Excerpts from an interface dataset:
----------------
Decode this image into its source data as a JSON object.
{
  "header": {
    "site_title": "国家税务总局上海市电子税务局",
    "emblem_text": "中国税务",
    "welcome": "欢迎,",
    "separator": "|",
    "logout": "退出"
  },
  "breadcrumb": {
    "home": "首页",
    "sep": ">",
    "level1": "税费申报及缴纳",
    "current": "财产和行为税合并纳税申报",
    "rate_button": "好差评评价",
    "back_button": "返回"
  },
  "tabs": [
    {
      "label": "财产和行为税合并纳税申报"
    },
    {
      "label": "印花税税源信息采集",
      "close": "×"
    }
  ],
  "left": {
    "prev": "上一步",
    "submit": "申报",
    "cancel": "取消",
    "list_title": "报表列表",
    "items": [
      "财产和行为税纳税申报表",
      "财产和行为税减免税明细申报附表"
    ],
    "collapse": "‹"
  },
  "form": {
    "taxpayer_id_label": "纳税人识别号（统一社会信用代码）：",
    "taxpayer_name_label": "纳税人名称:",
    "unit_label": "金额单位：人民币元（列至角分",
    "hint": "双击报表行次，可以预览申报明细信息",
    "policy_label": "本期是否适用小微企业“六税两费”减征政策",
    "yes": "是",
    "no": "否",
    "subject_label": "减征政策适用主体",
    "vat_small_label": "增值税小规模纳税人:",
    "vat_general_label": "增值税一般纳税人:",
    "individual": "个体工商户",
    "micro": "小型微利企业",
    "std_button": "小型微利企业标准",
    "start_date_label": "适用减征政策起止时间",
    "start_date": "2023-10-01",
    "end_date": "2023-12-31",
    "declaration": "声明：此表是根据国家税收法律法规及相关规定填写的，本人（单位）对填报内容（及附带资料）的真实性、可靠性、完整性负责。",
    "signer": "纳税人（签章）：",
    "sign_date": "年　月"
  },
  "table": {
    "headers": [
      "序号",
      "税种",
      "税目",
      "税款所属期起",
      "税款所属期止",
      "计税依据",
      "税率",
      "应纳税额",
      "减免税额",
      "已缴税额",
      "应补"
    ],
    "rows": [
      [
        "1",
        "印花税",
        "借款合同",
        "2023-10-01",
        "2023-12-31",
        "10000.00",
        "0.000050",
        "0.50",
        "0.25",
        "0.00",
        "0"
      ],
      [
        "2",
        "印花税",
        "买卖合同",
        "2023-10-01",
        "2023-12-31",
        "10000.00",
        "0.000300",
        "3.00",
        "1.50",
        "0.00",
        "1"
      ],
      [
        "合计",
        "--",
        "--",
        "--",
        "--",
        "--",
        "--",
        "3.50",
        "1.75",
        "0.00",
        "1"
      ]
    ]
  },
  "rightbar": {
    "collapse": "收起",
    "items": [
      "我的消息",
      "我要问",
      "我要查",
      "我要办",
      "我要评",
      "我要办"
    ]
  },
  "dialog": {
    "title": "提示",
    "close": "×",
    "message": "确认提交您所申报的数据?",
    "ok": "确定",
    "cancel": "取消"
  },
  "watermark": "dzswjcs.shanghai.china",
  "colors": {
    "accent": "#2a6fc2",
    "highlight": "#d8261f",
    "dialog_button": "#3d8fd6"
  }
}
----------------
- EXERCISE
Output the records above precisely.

- ANSWER SECTION
Decode this image into its source data as a JSON object.
{
  "header": {
    "site_title": "国家税务总局上海市电子税务局",
    "emblem_text": "中国税务",
    "welcome": "欢迎,",
    "separator": "|",
    "logout": "退出"
  },
  "breadcrumb": {
    "home": "首页",
    "sep": ">",
    "level1": "税费申报及缴纳",
    "current": "财产和行为税合并纳税申报",
    "rate_button": "好差评评价",
    "back_button": "返回"
  },
  "tabs": [
    {
      "label": "财产和行为税合并纳税申报"
    },
    {
      "label": "印花税税源信息采集",
      "close": "×"
    }
  ],
  "left": {
    "prev": "上一步",
    "submit": "申报",
    "cancel": "取消",
    "list_title": "报表列表",
    "items": [
      "财产和行为税纳税申报表",
      "财产和行为税减免税明细申报附表"
    ],
    "collapse": "‹"
  },
  "form": {
    "taxpayer_id_label": "纳税人识别号（统一社会信用代码）：",
    "taxpayer_name_label": "纳税人名称:",
    "unit_label": "金额单位：人民币元（列至角分",
    "hint": "双击报表行次，可以预览申报明细信息",
    "policy_label": "本期是否适用小微企业“六税两费”减征政策",
    "yes": "是",
    "no": "否",
    "subject_label": "减征政策适用主体",
    "vat_small_label": "增值税小规模纳税人:",
    "vat_general_label": "增值税一般纳税人:",
    "individual": "个体工商户",
    "micro": "小型微利企业",
    "std_button": "小型微利企业标准",
    "start_date_label": "适用减征政策起止时间",
    "start_date": "2023-10-01",
    "end_date": "2023-12-31",
    "declaration": "声明：此表是根据国家税收法律法规及相关规定填写的，本人（单位）对填报内容（及附带资料）的真实性、可靠性、完整性负责。",
    "signer": "纳税人（签章）：",
    "sign_date": "年　月"
  },
  "table": {
    "headers": [
      "序号",
      "税种",
      "税目",
      "税款所属期起",
      "税款所属期止",
      "计税依据",
      "税率",
      "应纳税额",
      "减免税额",
      "已缴税额",
      "应补"
    ],
    "rows": [
      [
        "1",
        "印花税",
        "借款合同",
        "2023-10-01",
        "2023-12-31",
        "10000.00",
        "0.000050",
        "0.50",
        "0.25",
        "0.00",
        "0"
      ],
      [
        "2",
        "印花税",
        "买卖合同",
        "2023-10-01",
        "2023-12-31",
        "10000.00",
        "0.000300",
        "3.00",
        "1.50",
        "0.00",
        "1"
      ],
      [
        "合计",
        "--",
        "--",
        "--",
        "--",
        "--",
        "--",
        "3.50",
        "1.75",
        "0.00",
        "1"
      ]
    ]
  },
  "rightbar": {
    "collapse": "收起",
    "items": [
      "我的消息",
      "我要问",
      "我要查",
      "我要办",
      "我要评",
      "我要办"
    ]
  },
  "dialog": {
    "title": "提示",
    "close": "×",
    "message": "确认提交您所申报的数据?",
    "ok": "确定",
    "cancel": "取消"
  },
  "watermark": "dzswjcs.shanghai.china",
  "colors": {
    "accent": "#2a6fc2",
    "highlight": "#d8261f",
    "dialog_button": "#3d8fd6"
  }
}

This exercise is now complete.